Here are real-world examples of how companies can leverage the power of digital twins in their supply chain operations.
In our recent blog, FAQ: What are Digital Twins and How Can I Use Them in My Supply Chain?, we addressed some of the fundamental questions that companies are asking about digital twins right now. Of course, nothing stacks up to real-world examples when someone is trying to decipher a new technological advancement, determine where it fits into their current operations and how it will help them work better, smarter and faster.
Continuing the conversation that we started in the FAQ, we looked at VentureBeat’s 18 ways supply chain digital twins streamline logistics, which offers up a laundry list of different ways that these tools are being used in the supply chain right now. It says supply chain twins are “growing in importance” as companies work to keep pace with disruptions caused by the pandemic, the ongoing shipping bottlenecks and other challenges.

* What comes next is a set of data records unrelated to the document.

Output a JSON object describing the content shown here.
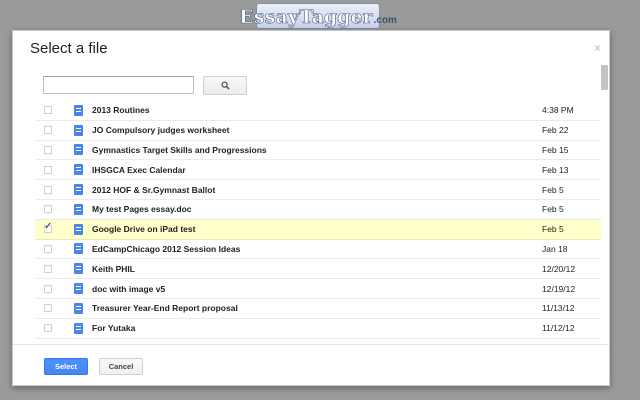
{
  "logo": {
    "part1": "Essay",
    "part2": "Tagger",
    "part3": ".com"
  },
  "dialog": {
    "title": "Select a file",
    "close_glyph": "×"
  },
  "search": {
    "value": "",
    "placeholder": "",
    "button_icon": "search-icon"
  },
  "files": [
    {
      "name": "2013 Routines",
      "date": "4:38 PM",
      "selected": false
    },
    {
      "name": "JO Compulsory judges worksheet",
      "date": "Feb 22",
      "selected": false
    },
    {
      "name": "Gymnastics Target Skills and Progressions",
      "date": "Feb 15",
      "selected": false
    },
    {
      "name": "IHSGCA Exec Calendar",
      "date": "Feb 13",
      "selected": false
    },
    {
      "name": "2012 HOF & Sr.Gymnast Ballot",
      "date": "Feb 5",
      "selected": false
    },
    {
      "name": "My test Pages essay.doc",
      "date": "Feb 5",
      "selected": false
    },
    {
      "name": "Google Drive on iPad test",
      "date": "Feb 5",
      "selected": true
    },
    {
      "name": "EdCampChicago 2012 Session Ideas",
      "date": "Jan 18",
      "selected": false
    },
    {
      "name": "Keith PHIL",
      "date": "12/20/12",
      "selected": false
    },
    {
      "name": "doc with image v5",
      "date": "12/19/12",
      "selected": false
    },
    {
      "name": "Treasurer Year-End Report proposal",
      "date": "11/13/12",
      "selected": false
    },
    {
      "name": "For Yutaka",
      "date": "11/12/12",
      "selected": false
    }
  ],
  "footer": {
    "select_label": "Select",
    "cancel_label": "Cancel"
  },
  "colors": {
    "accent": "#4d90fe",
    "selected_row": "#ffffcc",
    "doc_icon": "#4a86e8"
  }
}
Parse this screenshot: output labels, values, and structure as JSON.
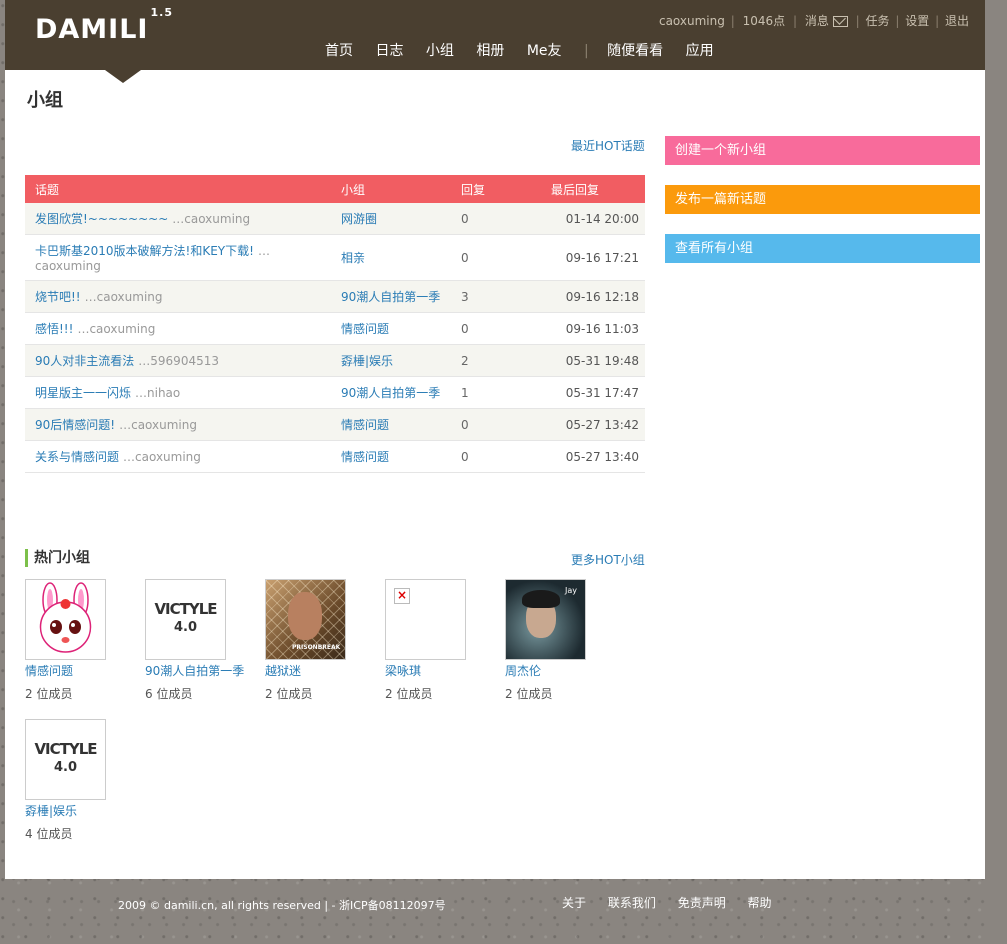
{
  "header": {
    "logo": "DAMILI",
    "logo_version": "1.5",
    "user": {
      "name": "caoxuming",
      "points": "1046点",
      "messages": "消息",
      "tasks": "任务",
      "settings": "设置",
      "logout": "退出"
    },
    "nav": [
      "首页",
      "日志",
      "小组",
      "相册",
      "Me友",
      "随便看看",
      "应用"
    ]
  },
  "main": {
    "title": "小组",
    "recent_hot_link": "最近HOT话题",
    "table": {
      "headers": [
        "话题",
        "小组",
        "回复",
        "最后回复"
      ],
      "rows": [
        {
          "topic": "发图欣赏!~~~~~~~~",
          "author": "…caoxuming",
          "group": "网游圈",
          "replies": "0",
          "last": "01-14 20:00"
        },
        {
          "topic": "卡巴斯基2010版本破解方法!和KEY下载!",
          "author": "…caoxuming",
          "group": "相亲",
          "replies": "0",
          "last": "09-16 17:21"
        },
        {
          "topic": "烧节吧!!",
          "author": "…caoxuming",
          "group": "90潮人自拍第一季",
          "replies": "3",
          "last": "09-16 12:18"
        },
        {
          "topic": "感悟!!!",
          "author": "…caoxuming",
          "group": "情感问题",
          "replies": "0",
          "last": "09-16 11:03"
        },
        {
          "topic": "90人对非主流看法",
          "author": "…596904513",
          "group": "孬棰|娱乐",
          "replies": "2",
          "last": "05-31 19:48"
        },
        {
          "topic": "明星版主一一闪烁",
          "author": "…nihao",
          "group": "90潮人自拍第一季",
          "replies": "1",
          "last": "05-31 17:47"
        },
        {
          "topic": "90后情感问题!",
          "author": "…caoxuming",
          "group": "情感问题",
          "replies": "0",
          "last": "05-27 13:42"
        },
        {
          "topic": "关系与情感问题",
          "author": "…caoxuming",
          "group": "情感问题",
          "replies": "0",
          "last": "05-27 13:40"
        }
      ]
    },
    "hot_groups": {
      "title": "热门小组",
      "more_link": "更多HOT小组",
      "groups": [
        {
          "name": "情感问题",
          "members": "2 位成员",
          "image": "bunny"
        },
        {
          "name": "90潮人自拍第一季",
          "members": "6 位成员",
          "image": "victyle"
        },
        {
          "name": "越狱迷",
          "members": "2 位成员",
          "image": "prisonbreak"
        },
        {
          "name": "梁咏琪",
          "members": "2 位成员",
          "image": "broken"
        },
        {
          "name": "周杰伦",
          "members": "2 位成员",
          "image": "jay"
        },
        {
          "name": "孬棰|娱乐",
          "members": "4 位成员",
          "image": "victyle"
        }
      ]
    },
    "victyle_text": "VICTYLE",
    "victyle_sub": "4.0",
    "pb_text": "PRISONBREAK",
    "jay_text": "Jay"
  },
  "sidebar": {
    "buttons": [
      {
        "label": "创建一个新小组",
        "color": "#f86b9b"
      },
      {
        "label": "发布一篇新话题",
        "color": "#fb9a0c"
      },
      {
        "label": "查看所有小组",
        "color": "#56b9ec"
      }
    ]
  },
  "footer": {
    "copyright": "2009 © damili.cn, all rights reserved | - 浙ICP备08112097号",
    "links": [
      "关于",
      "联系我们",
      "免责声明",
      "帮助"
    ]
  }
}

“The major disruptions over the past couple of years have made supply chain predictability and resiliency top priorities for businesses,” Brian Bronson, president of Americas and APAC at Capgemini Engineering, told VentureBeat. “A company’s supply chain has many steps and moving parts along the entire work stream and with each one comes another variable where more potential challenges could arise.”
5 Ways to Put Digital Twins to Work

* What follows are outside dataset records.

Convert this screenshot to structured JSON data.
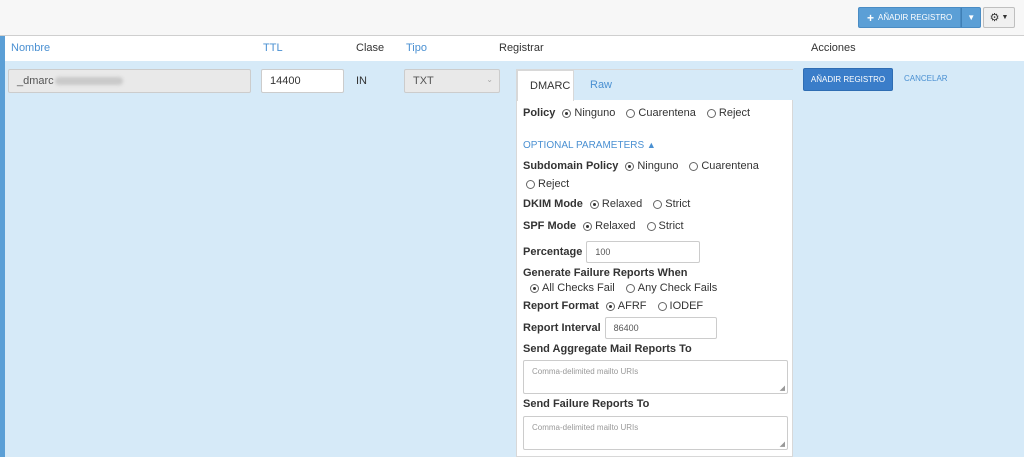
{
  "toolbar": {
    "add_label": "AÑADIR REGISTRO",
    "add_icon": "plus-icon",
    "caret_icon": "caret-down-icon",
    "gear_icon": "gear-icon"
  },
  "columns": {
    "name": "Nombre",
    "ttl": "TTL",
    "class": "Clase",
    "type": "Tipo",
    "record": "Registrar",
    "actions": "Acciones"
  },
  "row": {
    "name_value": "_dmarc",
    "ttl_value": "14400",
    "class_value": "IN",
    "type_value": "TXT",
    "save_label": "AÑADIR REGISTRO",
    "cancel_label": "CANCELAR"
  },
  "tabs": {
    "dmarc": "DMARC",
    "raw": "Raw"
  },
  "form": {
    "policy": {
      "label": "Policy",
      "options": [
        "Ninguno",
        "Cuarentena",
        "Reject"
      ],
      "selected": "Ninguno"
    },
    "optional_params": "OPTIONAL PARAMETERS",
    "subdomain_policy": {
      "label": "Subdomain Policy",
      "options": [
        "Ninguno",
        "Cuarentena",
        "Reject"
      ],
      "selected": "Ninguno"
    },
    "dkim_mode": {
      "label": "DKIM Mode",
      "options": [
        "Relaxed",
        "Strict"
      ],
      "selected": "Relaxed"
    },
    "spf_mode": {
      "label": "SPF Mode",
      "options": [
        "Relaxed",
        "Strict"
      ],
      "selected": "Relaxed"
    },
    "percentage": {
      "label": "Percentage",
      "value": "100"
    },
    "failure_when": {
      "label": "Generate Failure Reports When",
      "options": [
        "All Checks Fail",
        "Any Check Fails"
      ],
      "selected": "All Checks Fail"
    },
    "report_format": {
      "label": "Report Format",
      "options": [
        "AFRF",
        "IODEF"
      ],
      "selected": "AFRF"
    },
    "report_interval": {
      "label": "Report Interval",
      "value": "86400"
    },
    "aggregate_to": {
      "label": "Send Aggregate Mail Reports To",
      "placeholder": "Comma-delimited mailto URIs"
    },
    "failure_to": {
      "label": "Send Failure Reports To",
      "placeholder": "Comma-delimited mailto URIs"
    }
  }
}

By anticipating these scenarios and developing alternate strategies to meet customer expectations at minimal cost, digital twins can help companies recreate shipping, trucking and other means of transport; inventory within warehouses and distribution centers; and last-mile deliveries to their destinations.

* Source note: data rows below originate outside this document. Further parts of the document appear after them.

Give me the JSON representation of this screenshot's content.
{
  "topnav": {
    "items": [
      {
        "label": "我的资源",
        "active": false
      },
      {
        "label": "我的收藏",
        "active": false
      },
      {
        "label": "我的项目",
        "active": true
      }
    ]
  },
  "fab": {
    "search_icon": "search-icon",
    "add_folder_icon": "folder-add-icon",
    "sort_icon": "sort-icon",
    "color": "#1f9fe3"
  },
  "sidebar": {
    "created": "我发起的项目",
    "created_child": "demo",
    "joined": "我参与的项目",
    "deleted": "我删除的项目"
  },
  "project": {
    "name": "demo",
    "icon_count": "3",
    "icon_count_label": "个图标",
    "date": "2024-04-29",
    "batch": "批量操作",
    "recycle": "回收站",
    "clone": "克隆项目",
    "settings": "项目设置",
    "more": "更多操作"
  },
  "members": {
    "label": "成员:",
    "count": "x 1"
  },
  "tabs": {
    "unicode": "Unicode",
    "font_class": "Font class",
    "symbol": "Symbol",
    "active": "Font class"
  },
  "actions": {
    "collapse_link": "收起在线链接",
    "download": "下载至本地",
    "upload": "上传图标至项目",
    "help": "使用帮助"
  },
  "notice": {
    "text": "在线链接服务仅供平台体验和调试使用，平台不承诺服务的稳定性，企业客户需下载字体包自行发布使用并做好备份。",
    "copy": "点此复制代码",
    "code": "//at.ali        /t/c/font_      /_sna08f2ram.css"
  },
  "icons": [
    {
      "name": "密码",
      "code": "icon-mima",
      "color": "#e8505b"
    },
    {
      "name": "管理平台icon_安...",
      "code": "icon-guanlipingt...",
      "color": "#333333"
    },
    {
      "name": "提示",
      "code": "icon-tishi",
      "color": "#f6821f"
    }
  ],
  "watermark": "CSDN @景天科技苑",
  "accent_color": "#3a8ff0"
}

Here are five other ways companies are using digital twins to improve supply chain management and address some of their biggest challenges right now:
- Better strategic and operational planning. For many companies, strategic planning meant sitting down to develop a plan based on spreadsheets. According to VentureBeat, digital twins bring all the data together, allowing teams to revise these short to medium-term plans multiple times per year. “A supply chain digital twin can be used for strategic planning as it can assimilate historical enterprise, environmental, geospatial, structured and unstructured data,” NTT supply chain transformation lead Yogesh Amraotkar told the publication. Digital twins also support good operational planning, which in turn helps companies align procurement and shipping activities a few weeks to a few months out. “This considers factors like the ocean liners carrying goods for the next season and parts and raw materials for cars, trucks or industrial equipment scheduled to be manufactured over the next quarter,” VentureBeat states, noting that digital twins can also help companies keep abreast of new bottlenecks at ports and other routes to plan cost-effective alternatives.
- Optimized warehouse and storage space. The ongoing pandemic and supply chain shortages have also created a lack of commercial warehouses and industrial space. According to CBRE’s most recent industrial market report, the US industrial market achieved record-high asking rents amid extremely tight space conditions in 2021. “Demand well outpaced supply, leading to a record low vacancy rate of 3.2% at year’s end,” CBRE adds, noting that occupiers from a diverse array of industries leased a record total of more than 1 billion sq. ft. in 2021. The average asking rent increased by 1.9% quarter-over-quarter and 11.0% year-over-year to a record-high $9.10 per square foot. Using digital twins, companies can simulate different yard and dock configurations to find the most efficient, effective way of moving materials in and out of a facility. “For example, effectively simulating different trailer positioning in the yard and prioritizing the loading and unloading sequences based on where the material will go in the warehouse,” said VentureBeat, “increases efficiency and decreases the idle time for truckers.”
- Reduced environmental impacts. Supply chain twins could also reduce environmental impact through better decisions. For example, a digital twin could help determine when stock levels in warehouses seem sufficient for the next few weeks and recommend using ocean transportation for freight scheduled to be delivered by air. “It would have to plot new pickup routes from the factories to ports instead of airports, track space availability on relevant ships and possibly even combine goods from additional manufacturers into one container,” VentureBeat pointed out, “to further reduce costs and environmental impact.”
- Get products to market faster. In today’s competitive business environment, getting products to market has become more complex, difficult and important than ever. Digital twins may be able to help. In Digital Twins: The Supply Chain’s New Weapon, Supply & Demand Chain Executive discusses how the time required to design and manufacture a product before it’s market-ready can take up to a year (or more) to complete. “With a digital twin,” it explained, “the entire product lifecycle can be simulated in a virtual environment, allowing companies to test and measure improvements efficiently and quickly, reducing the overall time needed to develop the product by 20 percent.”
- Easier and more effective predictive maintenance. The days when it was okay to let a piece of equipment, machine or vehicle run until it dropped are long gone. Today, companies can use digital twins to anticipate equipment-related problems and recommend solutions before an issue turns into a monumental problem. This not only prevents excessive downtime, but it can also extend the life of the equipment itself. “The technology can continuously monitor its physical counterparts, gather real-time data through sensors, and analyze this data in real time,” S&DCE pointed out, “[thus] allowing human operators to use just-in-time methods for component replacement.”